It wasn't all work and confusion (i.e., struggling through French classes), however.  I did manage to get out yesterday when I was invited to play petanque, better known as bowles or bocce to anyone likely to read this.  I hadn't actually played in 25 years and had forgotten how much fun it is, and a bit surprised at how it can be so fun for such a simple game.  But what's not to like about standing out in a beautiful setting, drink of choice in one hand and ball in the other all while surrounded by 50+ other people doing the same thing and obviously having as a good a time at it as you.  The best part is it doesn't even matter if you're any good; in fact it might even be more fun if you're not.  It certainly is more funny.

Last night's petanque battles were held in the Lutece Arena, an ancient Roman arena in the center of Paris, which also just happens to be a stone's throw from my lab/office.  Amazingly, in all the times I've been in Paris I had never been here.  It's easy to miss, but a nice place to check out if you're interested in history.  It's quite humbling to stand in the center of a place like that and see the pieces of history that surround you from ancient times to the present.  Makes you realize just how short a time you are here.  Here are a few photos to give you an idea.

The entry to the arena. 

Walking in I'll admit to being a bit nervous; no, not for the battles that were about to take place, but for putting myself in a situation where I would actually have to use some of my pitiful French.  For better or worse that was minimized, as the Frenchies that I was with - from the medical imaging lab where I worked several years ago - are all English speakers.  Some aren't even French, so most conversations came back to English in the end, if they didn't start there to begin with.
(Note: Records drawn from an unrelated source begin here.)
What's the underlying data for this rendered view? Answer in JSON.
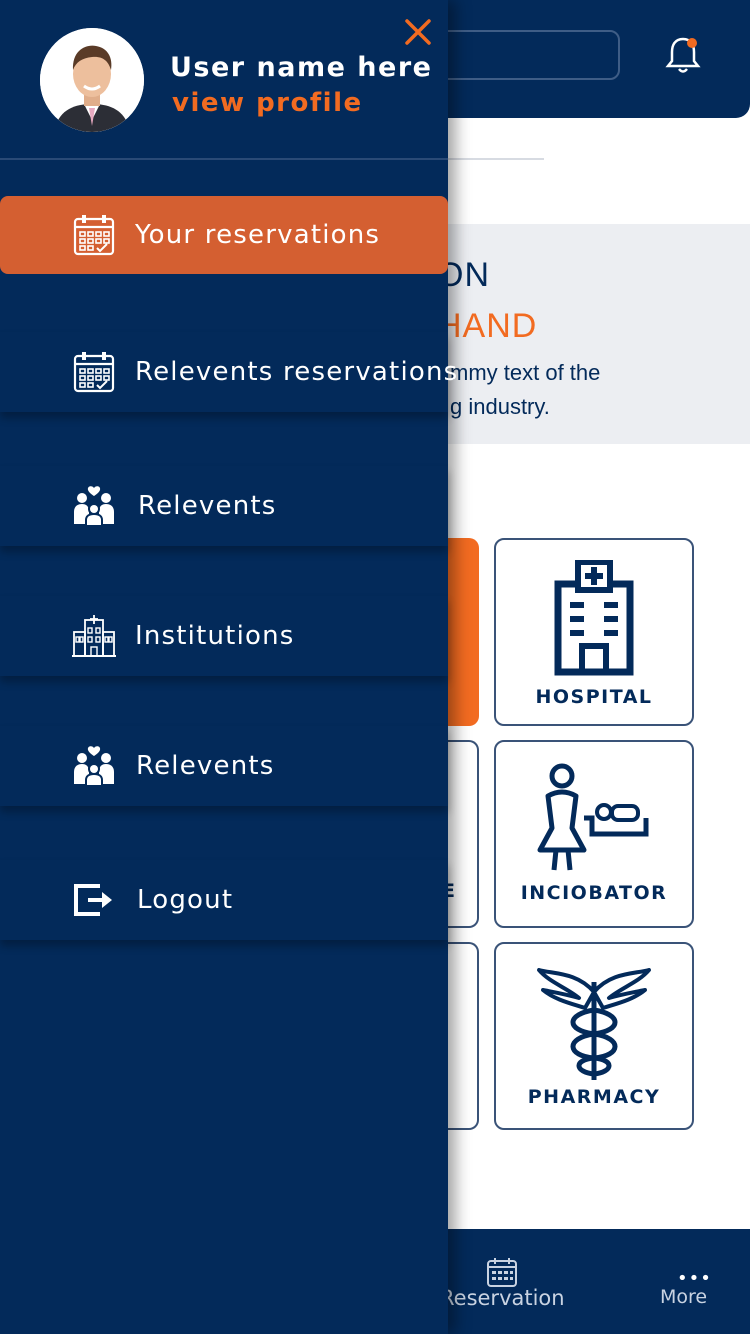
{
  "header": {
    "search_placeholder": "",
    "notification_icon": "bell-icon"
  },
  "banner": {
    "title_fragment": "ON",
    "subtitle_fragment": "HAND",
    "desc_line1": "mmy text of the",
    "desc_line2": "g industry."
  },
  "tiles": [
    {
      "label": "HOSPITAL",
      "icon": "hospital-icon"
    },
    {
      "label": "INCIOBATOR",
      "icon": "incubator-icon"
    },
    {
      "label": "PHARMACY",
      "icon": "pharmacy-icon"
    },
    {
      "label": "E",
      "icon": ""
    }
  ],
  "bottom_nav": {
    "reservation_label": "Reservation",
    "more_label": "More",
    "more_dots": "•••"
  },
  "drawer": {
    "user_name": "User name here",
    "view_profile": "view profile",
    "close_icon": "close-icon",
    "items": [
      {
        "label": "Your reservations",
        "icon": "calendar-icon",
        "active": true
      },
      {
        "label": "Relevents reservations",
        "icon": "calendar-icon",
        "active": false
      },
      {
        "label": "Relevents",
        "icon": "family-icon",
        "active": false
      },
      {
        "label": "Institutions",
        "icon": "institution-icon",
        "active": false
      },
      {
        "label": "Relevents",
        "icon": "family-icon",
        "active": false
      },
      {
        "label": "Logout",
        "icon": "logout-icon",
        "active": false
      }
    ]
  },
  "colors": {
    "navy": "#032a5a",
    "accent": "#f26b21",
    "active_item": "#d45f31"
  }
}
This is the inside of the arena where we were gathering.  I was a bit early, so it looks emptier than it actually was.  Above it looks like maybe 3 games going on, in the end there was probably at least 10 - 12.  Below is an "action" shot .... ooo, now doesn't it look exciting?
I survived my first battles of the wild game of petanque, winning 3 of 4 matches (or at least being on the winning team) with the 4th being called due to the park closing (though to be fair we were losing).

On one of the other nights of the week I passed the Paris Plage (i.e., the artificial beach they put on the banks of the Seine in the summer).  I took a couple pictures there too.  Here is one looking from one of the ponts (bridges).
As part of Paris Plage, they also put beach volley ball in front of the Hotel de Ville (city hall).
And yes, hordes of people really do come to sit out on the "beach" at these places, dressed as if they really were at a beach and no one looks at them strange for it ... except maybe me.  It all seems a tad contrived, but they seem to enjoy it so who am I to judge.

One more pic, mainly for Kay.  On my way past the beaches I went by Notre Dame and saw the hideous monstrosity they have put up there for the 850th (yeah, 850th) anniversary of the cathedral.  It's pretty appalling, but I guess it serves a purpose (other than obstructing the view).  It is a grand stand so they can seat people in front for concerts and other performances.  Still ugly though.

That's it for now.  A+